> _Records shown_:
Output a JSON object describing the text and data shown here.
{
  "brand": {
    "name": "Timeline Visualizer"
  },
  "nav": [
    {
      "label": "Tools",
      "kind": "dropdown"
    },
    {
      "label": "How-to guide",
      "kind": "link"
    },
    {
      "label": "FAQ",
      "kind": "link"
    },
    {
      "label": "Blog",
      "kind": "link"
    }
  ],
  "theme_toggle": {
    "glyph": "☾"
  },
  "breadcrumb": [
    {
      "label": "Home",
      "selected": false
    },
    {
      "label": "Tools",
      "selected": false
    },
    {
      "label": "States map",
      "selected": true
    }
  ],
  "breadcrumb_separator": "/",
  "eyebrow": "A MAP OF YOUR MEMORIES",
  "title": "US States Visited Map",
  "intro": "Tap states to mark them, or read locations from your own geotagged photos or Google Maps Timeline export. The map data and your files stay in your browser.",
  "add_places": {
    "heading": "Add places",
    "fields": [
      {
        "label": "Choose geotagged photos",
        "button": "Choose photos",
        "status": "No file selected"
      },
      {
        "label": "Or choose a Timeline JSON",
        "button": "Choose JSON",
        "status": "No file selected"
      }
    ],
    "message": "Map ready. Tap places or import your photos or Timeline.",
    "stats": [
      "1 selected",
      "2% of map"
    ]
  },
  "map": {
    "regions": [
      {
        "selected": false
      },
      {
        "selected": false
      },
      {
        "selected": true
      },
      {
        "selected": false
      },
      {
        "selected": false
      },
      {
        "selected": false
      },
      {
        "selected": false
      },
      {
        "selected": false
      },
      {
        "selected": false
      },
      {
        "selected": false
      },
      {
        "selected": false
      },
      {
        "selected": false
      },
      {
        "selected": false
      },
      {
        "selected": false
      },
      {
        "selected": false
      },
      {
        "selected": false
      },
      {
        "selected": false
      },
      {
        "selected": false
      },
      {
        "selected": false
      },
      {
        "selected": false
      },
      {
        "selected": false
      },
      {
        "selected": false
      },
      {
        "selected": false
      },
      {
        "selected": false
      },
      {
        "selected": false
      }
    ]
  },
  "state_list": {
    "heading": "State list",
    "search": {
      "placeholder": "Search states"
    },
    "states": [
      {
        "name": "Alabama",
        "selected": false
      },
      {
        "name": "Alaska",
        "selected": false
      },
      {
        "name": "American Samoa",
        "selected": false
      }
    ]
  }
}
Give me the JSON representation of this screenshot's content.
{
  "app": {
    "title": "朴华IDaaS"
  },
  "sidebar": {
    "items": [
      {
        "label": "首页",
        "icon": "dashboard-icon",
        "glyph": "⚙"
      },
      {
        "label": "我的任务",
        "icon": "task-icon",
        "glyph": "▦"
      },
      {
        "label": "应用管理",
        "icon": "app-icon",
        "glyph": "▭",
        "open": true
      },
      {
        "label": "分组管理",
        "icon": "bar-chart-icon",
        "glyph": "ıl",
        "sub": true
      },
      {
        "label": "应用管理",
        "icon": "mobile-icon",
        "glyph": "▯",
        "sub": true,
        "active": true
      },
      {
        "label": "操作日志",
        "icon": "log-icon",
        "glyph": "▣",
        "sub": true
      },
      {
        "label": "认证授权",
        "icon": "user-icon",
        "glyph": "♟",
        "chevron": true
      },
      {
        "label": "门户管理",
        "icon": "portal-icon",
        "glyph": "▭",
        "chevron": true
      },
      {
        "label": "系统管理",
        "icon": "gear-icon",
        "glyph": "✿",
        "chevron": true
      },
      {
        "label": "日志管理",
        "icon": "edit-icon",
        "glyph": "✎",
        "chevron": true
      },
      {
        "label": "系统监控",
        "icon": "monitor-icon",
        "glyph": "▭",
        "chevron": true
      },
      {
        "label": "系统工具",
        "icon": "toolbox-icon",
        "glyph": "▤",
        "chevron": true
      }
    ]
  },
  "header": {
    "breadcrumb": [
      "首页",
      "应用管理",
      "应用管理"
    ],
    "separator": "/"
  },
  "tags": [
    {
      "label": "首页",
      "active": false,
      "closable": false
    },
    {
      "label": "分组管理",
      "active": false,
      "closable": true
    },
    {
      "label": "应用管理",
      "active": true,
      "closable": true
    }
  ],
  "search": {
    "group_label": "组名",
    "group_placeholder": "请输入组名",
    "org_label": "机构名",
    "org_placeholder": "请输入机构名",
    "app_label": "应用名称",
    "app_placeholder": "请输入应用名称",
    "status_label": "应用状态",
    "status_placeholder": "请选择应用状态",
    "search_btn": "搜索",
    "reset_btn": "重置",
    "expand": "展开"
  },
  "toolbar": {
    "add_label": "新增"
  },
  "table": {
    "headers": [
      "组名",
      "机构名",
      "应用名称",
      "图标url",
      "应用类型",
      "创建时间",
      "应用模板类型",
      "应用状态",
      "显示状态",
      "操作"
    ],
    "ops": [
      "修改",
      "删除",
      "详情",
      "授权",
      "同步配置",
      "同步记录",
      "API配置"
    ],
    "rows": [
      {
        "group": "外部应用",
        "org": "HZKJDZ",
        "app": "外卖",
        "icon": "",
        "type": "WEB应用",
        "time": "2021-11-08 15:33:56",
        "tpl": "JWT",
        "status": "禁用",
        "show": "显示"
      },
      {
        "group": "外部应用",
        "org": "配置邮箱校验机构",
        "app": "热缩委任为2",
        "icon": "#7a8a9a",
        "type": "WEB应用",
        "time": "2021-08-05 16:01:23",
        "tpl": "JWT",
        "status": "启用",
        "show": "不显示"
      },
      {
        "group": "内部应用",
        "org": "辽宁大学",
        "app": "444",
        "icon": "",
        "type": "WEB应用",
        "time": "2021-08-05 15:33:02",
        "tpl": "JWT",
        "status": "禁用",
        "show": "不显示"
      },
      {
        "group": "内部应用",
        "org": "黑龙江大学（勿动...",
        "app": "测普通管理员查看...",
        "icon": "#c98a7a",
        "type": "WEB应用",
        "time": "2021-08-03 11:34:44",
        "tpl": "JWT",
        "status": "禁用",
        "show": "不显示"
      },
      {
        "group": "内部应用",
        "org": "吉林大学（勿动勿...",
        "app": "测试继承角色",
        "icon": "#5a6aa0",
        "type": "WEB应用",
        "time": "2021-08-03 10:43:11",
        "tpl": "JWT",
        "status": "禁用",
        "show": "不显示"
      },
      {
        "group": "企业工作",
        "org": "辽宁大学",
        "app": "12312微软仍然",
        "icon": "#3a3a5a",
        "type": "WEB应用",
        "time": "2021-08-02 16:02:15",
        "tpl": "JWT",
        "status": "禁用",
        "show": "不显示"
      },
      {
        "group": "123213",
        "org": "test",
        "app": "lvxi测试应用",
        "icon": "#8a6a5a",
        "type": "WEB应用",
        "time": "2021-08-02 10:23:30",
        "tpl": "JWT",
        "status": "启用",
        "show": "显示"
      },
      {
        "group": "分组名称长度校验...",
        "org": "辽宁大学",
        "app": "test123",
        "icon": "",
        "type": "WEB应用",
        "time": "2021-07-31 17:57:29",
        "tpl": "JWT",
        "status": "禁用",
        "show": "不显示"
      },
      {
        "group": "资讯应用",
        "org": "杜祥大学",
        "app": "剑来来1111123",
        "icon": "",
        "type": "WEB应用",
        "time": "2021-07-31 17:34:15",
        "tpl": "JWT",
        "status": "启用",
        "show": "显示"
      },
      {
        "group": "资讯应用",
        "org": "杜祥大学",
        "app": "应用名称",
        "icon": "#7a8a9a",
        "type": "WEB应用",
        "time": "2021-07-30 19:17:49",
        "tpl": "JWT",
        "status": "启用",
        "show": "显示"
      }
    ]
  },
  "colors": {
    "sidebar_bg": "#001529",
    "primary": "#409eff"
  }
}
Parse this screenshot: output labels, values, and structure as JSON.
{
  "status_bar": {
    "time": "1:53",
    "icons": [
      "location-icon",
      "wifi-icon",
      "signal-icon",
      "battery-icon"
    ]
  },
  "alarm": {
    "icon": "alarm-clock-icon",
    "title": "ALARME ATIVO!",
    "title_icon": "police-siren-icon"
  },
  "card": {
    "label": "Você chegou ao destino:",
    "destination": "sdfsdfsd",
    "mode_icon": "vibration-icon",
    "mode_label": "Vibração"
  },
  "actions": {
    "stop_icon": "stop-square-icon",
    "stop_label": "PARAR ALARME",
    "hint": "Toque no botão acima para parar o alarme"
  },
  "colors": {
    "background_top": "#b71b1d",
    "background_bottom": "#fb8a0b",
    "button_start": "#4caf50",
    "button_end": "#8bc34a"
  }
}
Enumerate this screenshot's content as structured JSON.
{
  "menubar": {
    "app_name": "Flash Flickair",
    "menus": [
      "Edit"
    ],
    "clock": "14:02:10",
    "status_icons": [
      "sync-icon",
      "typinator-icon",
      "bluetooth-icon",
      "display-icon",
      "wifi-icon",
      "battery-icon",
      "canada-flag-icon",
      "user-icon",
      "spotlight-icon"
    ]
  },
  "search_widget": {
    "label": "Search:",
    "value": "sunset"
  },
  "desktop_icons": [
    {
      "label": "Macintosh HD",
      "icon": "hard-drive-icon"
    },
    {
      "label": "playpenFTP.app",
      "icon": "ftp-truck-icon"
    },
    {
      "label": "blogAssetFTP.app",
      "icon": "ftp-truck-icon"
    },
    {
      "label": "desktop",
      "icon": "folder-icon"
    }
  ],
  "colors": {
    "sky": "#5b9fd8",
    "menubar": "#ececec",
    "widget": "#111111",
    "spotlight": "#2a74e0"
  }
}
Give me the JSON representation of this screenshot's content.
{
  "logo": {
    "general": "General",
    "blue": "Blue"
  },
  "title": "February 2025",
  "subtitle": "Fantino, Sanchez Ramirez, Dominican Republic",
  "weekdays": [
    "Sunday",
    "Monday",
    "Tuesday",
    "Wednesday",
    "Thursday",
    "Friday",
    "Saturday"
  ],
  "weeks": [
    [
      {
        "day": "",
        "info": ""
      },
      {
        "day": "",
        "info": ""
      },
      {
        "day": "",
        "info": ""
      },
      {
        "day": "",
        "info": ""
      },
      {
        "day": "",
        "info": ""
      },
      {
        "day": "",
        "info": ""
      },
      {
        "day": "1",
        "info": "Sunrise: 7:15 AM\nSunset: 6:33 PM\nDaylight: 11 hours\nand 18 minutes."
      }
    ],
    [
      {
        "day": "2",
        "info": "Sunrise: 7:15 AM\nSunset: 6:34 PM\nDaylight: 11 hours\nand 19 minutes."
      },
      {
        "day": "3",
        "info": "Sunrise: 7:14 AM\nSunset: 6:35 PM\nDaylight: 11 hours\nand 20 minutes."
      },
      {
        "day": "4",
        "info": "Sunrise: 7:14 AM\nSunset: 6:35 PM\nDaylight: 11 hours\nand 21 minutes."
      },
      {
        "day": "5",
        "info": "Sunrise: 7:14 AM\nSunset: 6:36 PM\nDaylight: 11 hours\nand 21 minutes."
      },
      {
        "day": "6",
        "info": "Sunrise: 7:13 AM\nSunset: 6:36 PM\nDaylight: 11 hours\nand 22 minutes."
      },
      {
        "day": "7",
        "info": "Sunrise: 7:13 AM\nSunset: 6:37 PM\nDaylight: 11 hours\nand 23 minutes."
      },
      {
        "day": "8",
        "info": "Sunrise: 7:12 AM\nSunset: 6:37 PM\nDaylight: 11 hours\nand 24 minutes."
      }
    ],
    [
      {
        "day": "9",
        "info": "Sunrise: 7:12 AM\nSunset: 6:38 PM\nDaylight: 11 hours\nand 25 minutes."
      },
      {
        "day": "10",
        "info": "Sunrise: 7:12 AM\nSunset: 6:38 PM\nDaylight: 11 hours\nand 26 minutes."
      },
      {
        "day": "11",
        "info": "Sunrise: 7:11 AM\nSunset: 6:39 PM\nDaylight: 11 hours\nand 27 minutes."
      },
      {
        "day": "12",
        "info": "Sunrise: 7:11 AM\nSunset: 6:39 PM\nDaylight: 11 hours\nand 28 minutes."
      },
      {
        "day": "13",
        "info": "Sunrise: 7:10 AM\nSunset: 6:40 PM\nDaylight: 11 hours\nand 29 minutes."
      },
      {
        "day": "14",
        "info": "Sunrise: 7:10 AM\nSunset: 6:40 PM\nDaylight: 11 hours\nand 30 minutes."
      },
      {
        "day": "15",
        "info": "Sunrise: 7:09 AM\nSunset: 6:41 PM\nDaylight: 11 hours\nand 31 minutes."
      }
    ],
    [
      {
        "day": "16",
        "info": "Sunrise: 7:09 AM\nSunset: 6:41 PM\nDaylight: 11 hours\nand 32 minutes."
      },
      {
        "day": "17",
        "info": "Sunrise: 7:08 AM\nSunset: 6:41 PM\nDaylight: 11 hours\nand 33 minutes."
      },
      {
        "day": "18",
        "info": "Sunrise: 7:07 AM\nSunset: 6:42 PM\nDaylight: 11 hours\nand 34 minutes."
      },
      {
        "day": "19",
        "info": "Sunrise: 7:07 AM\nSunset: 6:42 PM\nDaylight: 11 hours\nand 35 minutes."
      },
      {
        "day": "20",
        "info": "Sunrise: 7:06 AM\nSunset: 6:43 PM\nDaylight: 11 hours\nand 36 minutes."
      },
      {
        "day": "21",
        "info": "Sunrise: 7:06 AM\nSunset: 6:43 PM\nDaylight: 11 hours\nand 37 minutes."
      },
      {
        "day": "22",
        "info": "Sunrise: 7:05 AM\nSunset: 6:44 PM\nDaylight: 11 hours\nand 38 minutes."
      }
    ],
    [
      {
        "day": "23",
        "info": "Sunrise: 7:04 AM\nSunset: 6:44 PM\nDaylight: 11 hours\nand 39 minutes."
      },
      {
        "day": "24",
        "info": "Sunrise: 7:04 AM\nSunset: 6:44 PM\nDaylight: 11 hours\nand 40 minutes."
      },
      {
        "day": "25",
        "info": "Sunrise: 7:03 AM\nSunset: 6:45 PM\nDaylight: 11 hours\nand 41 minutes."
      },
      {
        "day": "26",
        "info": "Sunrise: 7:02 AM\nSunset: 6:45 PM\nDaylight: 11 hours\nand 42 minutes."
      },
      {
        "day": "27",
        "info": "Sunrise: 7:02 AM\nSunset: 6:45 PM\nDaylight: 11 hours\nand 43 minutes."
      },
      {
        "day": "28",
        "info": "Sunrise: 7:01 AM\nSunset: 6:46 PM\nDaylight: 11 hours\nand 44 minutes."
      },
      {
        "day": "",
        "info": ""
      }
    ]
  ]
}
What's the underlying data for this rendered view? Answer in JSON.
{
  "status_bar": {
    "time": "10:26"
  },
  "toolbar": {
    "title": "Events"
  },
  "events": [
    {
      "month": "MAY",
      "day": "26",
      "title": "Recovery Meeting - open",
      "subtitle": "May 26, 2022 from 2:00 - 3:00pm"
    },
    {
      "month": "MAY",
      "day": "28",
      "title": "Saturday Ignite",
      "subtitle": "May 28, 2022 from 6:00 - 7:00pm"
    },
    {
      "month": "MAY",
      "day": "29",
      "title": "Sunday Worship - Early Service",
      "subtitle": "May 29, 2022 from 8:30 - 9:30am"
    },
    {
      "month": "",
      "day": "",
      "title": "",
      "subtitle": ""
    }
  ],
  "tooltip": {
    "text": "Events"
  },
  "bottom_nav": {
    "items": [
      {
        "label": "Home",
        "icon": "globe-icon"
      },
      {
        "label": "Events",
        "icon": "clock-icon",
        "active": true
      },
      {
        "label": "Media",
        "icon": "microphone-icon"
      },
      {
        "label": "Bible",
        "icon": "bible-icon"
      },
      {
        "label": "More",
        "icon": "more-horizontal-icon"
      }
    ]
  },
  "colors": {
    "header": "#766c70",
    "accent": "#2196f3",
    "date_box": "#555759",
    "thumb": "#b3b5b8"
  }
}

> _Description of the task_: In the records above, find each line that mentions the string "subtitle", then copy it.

> _Result_:
  "subtitle": "Fantino, Sanchez Ramirez, Dominican Republic",
      "subtitle": "May 26, 2022 from 2:00 - 3:00pm"
      "subtitle": "May 28, 2022 from 6:00 - 7:00pm"
      "subtitle": "May 29, 2022 from 8:30 - 9:30am"
      "subtitle": ""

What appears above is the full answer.